Element data from apps and pages
———

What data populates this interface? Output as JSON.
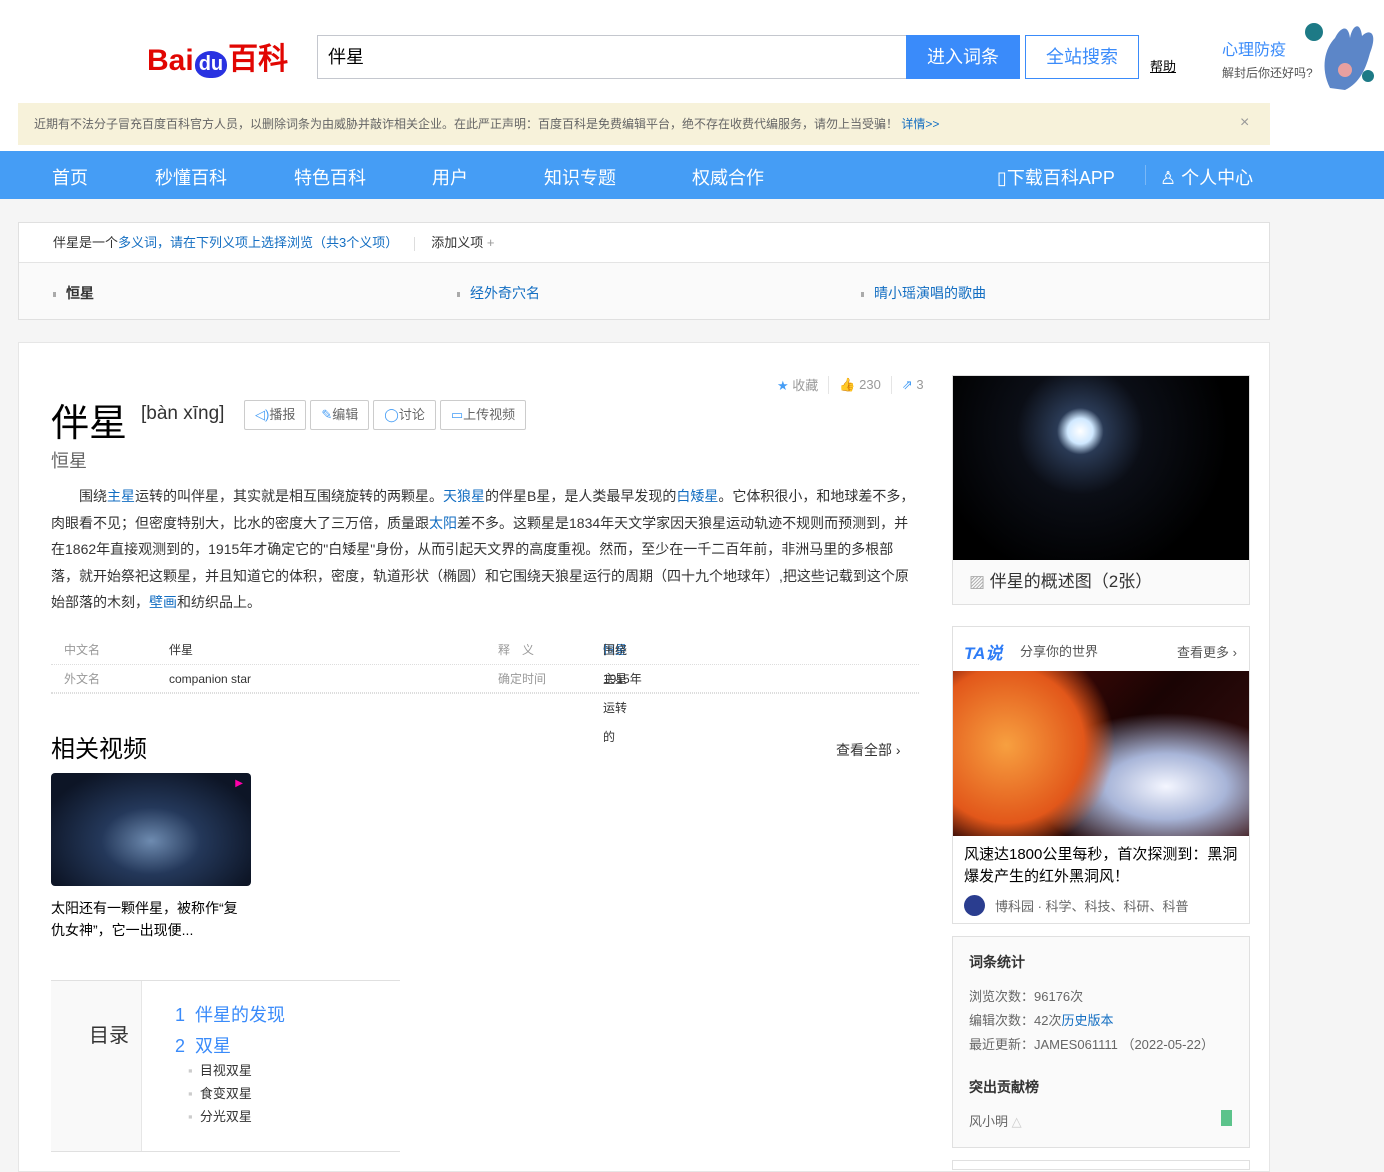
{
  "header": {
    "logo_text": "Baidu百科",
    "logo_parts": [
      "Bai",
      "du",
      "百科"
    ],
    "search_value": "伴星",
    "enter_button": "进入词条",
    "site_search_button": "全站搜索",
    "help_link": "帮助",
    "promo_title": "心理防疫",
    "promo_subtitle": "解封后你还好吗?"
  },
  "notice": {
    "text": "近期有不法分子冒充百度百科官方人员，以删除词条为由威胁并敲诈相关企业。在此严正声明：百度百科是免费编辑平台，绝不存在收费代编服务，请勿上当受骗！",
    "link": "详情>>",
    "close": "×"
  },
  "nav": {
    "items": [
      "首页",
      "秒懂百科",
      "特色百科",
      "用户",
      "知识专题",
      "权威合作"
    ],
    "app": "下载百科APP",
    "personal": "个人中心"
  },
  "polysemy": {
    "term": "伴星",
    "pre": "是一个",
    "link": "多义词",
    "mid": "，请在下列义项上选择浏览（共3个义项）",
    "add": "添加义项",
    "add_icon": "+",
    "items": [
      "恒星",
      "经外奇穴名",
      "晴小瑶演唱的歌曲"
    ]
  },
  "entry": {
    "title": "伴星",
    "pinyin": "[bàn xīng]",
    "subtitle": "恒星",
    "tools": [
      "播报",
      "编辑",
      "讨论",
      "上传视频"
    ],
    "collect": "收藏",
    "likes": "230",
    "shares": "3",
    "para": [
      {
        "t": "围绕"
      },
      {
        "l": "主星"
      },
      {
        "t": "运转的叫伴星，其实就是相互围绕旋转的两颗星。"
      },
      {
        "l": "天狼星"
      },
      {
        "t": "的伴星B星，是人类最早发现的"
      },
      {
        "l": "白矮星"
      },
      {
        "t": "。它体积很小，和地球差不多，肉眼看不见；但密度特别大，比水的密度大了三万倍，质量跟"
      },
      {
        "l": "太阳"
      },
      {
        "t": "差不多。这颗星是1834年天文学家因天狼星运动轨迹不规则而预测到，并在1862年直接观测到的，1915年才确定它的\"白矮星\"身份，从而引起天文界的高度重视。然而，至少在一千二百年前，非洲马里的多根部落，就开始祭祀这颗星，并且知道它的体积，密度，轨道形状（椭圆）和它围绕天狼星运行的周期（四十九个地球年）,把这些记载到这个原始部落的木刻，"
      },
      {
        "l": "壁画"
      },
      {
        "t": "和纺织品上。"
      }
    ],
    "info": [
      {
        "k": "中文名",
        "v": "伴星",
        "k2": "释　义",
        "v2": "围绕主星运转的",
        "v2link": "恒星"
      },
      {
        "k": "外文名",
        "v": "companion star",
        "k2": "确定时间",
        "v2": "1915年",
        "v2link": ""
      }
    ]
  },
  "videos": {
    "title": "相关视频",
    "more": "查看全部 ›",
    "items": [
      {
        "caption": "太阳还有一颗伴星，被称作“复仇女神”，它一出现便..."
      }
    ]
  },
  "toc": {
    "title": "目录",
    "items": [
      {
        "num": "1",
        "label": "伴星的发现"
      },
      {
        "num": "2",
        "label": "双星"
      }
    ],
    "sub": [
      "目视双星",
      "食变双星",
      "分光双星"
    ]
  },
  "sidebar": {
    "album_caption": "伴星的概述图（2张）",
    "ta": {
      "brand": "TA说",
      "slogan": "分享你的世界",
      "more": "查看更多 ›",
      "headline": "风速达1800公里每秒，首次探测到：黑洞爆发产生的红外黑洞风！",
      "author": "博科园 · 科学、科技、科研、科普"
    },
    "stats": {
      "title": "词条统计",
      "views_label": "浏览次数：",
      "views": "96176次",
      "edits_label": "编辑次数：",
      "edits": "42次",
      "history": "历史版本",
      "updated_label": "最近更新：",
      "updated": "JAMES061111 （2022-05-22）",
      "contrib_title": "突出贡献榜",
      "contributor": "风小明"
    }
  },
  "colors": {
    "brand_blue": "#459df5",
    "link": "#136ec2",
    "notice_bg": "#f7f2da"
  }
}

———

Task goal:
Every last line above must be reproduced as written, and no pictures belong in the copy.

Response to this exercise:
What data populates this interface? Output as JSON.
{
  "header": {
    "logo_text": "Baidu百科",
    "logo_parts": [
      "Bai",
      "du",
      "百科"
    ],
    "search_value": "伴星",
    "enter_button": "进入词条",
    "site_search_button": "全站搜索",
    "help_link": "帮助",
    "promo_title": "心理防疫",
    "promo_subtitle": "解封后你还好吗?"
  },
  "notice": {
    "text": "近期有不法分子冒充百度百科官方人员，以删除词条为由威胁并敲诈相关企业。在此严正声明：百度百科是免费编辑平台，绝不存在收费代编服务，请勿上当受骗！",
    "link": "详情>>",
    "close": "×"
  },
  "nav": {
    "items": [
      "首页",
      "秒懂百科",
      "特色百科",
      "用户",
      "知识专题",
      "权威合作"
    ],
    "app": "下载百科APP",
    "personal": "个人中心"
  },
  "polysemy": {
    "term": "伴星",
    "pre": "是一个",
    "link": "多义词",
    "mid": "，请在下列义项上选择浏览（共3个义项）",
    "add": "添加义项",
    "add_icon": "+",
    "items": [
      "恒星",
      "经外奇穴名",
      "晴小瑶演唱的歌曲"
    ]
  },
  "entry": {
    "title": "伴星",
    "pinyin": "[bàn xīng]",
    "subtitle": "恒星",
    "tools": [
      "播报",
      "编辑",
      "讨论",
      "上传视频"
    ],
    "collect": "收藏",
    "likes": "230",
    "shares": "3",
    "para": [
      {
        "t": "围绕"
      },
      {
        "l": "主星"
      },
      {
        "t": "运转的叫伴星，其实就是相互围绕旋转的两颗星。"
      },
      {
        "l": "天狼星"
      },
      {
        "t": "的伴星B星，是人类最早发现的"
      },
      {
        "l": "白矮星"
      },
      {
        "t": "。它体积很小，和地球差不多，肉眼看不见；但密度特别大，比水的密度大了三万倍，质量跟"
      },
      {
        "l": "太阳"
      },
      {
        "t": "差不多。这颗星是1834年天文学家因天狼星运动轨迹不规则而预测到，并在1862年直接观测到的，1915年才确定它的\"白矮星\"身份，从而引起天文界的高度重视。然而，至少在一千二百年前，非洲马里的多根部落，就开始祭祀这颗星，并且知道它的体积，密度，轨道形状（椭圆）和它围绕天狼星运行的周期（四十九个地球年）,把这些记载到这个原始部落的木刻，"
      },
      {
        "l": "壁画"
      },
      {
        "t": "和纺织品上。"
      }
    ],
    "info": [
      {
        "k": "中文名",
        "v": "伴星",
        "k2": "释　义",
        "v2": "围绕主星运转的",
        "v2link": "恒星"
      },
      {
        "k": "外文名",
        "v": "companion star",
        "k2": "确定时间",
        "v2": "1915年",
        "v2link": ""
      }
    ]
  },
  "videos": {
    "title": "相关视频",
    "more": "查看全部 ›",
    "items": [
      {
        "caption": "太阳还有一颗伴星，被称作“复仇女神”，它一出现便..."
      }
    ]
  },
  "toc": {
    "title": "目录",
    "items": [
      {
        "num": "1",
        "label": "伴星的发现"
      },
      {
        "num": "2",
        "label": "双星"
      }
    ],
    "sub": [
      "目视双星",
      "食变双星",
      "分光双星"
    ]
  },
  "sidebar": {
    "album_caption": "伴星的概述图（2张）",
    "ta": {
      "brand": "TA说",
      "slogan": "分享你的世界",
      "more": "查看更多 ›",
      "headline": "风速达1800公里每秒，首次探测到：黑洞爆发产生的红外黑洞风！",
      "author": "博科园 · 科学、科技、科研、科普"
    },
    "stats": {
      "title": "词条统计",
      "views_label": "浏览次数：",
      "views": "96176次",
      "edits_label": "编辑次数：",
      "edits": "42次",
      "history": "历史版本",
      "updated_label": "最近更新：",
      "updated": "JAMES061111 （2022-05-22）",
      "contrib_title": "突出贡献榜",
      "contributor": "风小明"
    }
  },
  "colors": {
    "brand_blue": "#459df5",
    "link": "#136ec2",
    "notice_bg": "#f7f2da"
  }
}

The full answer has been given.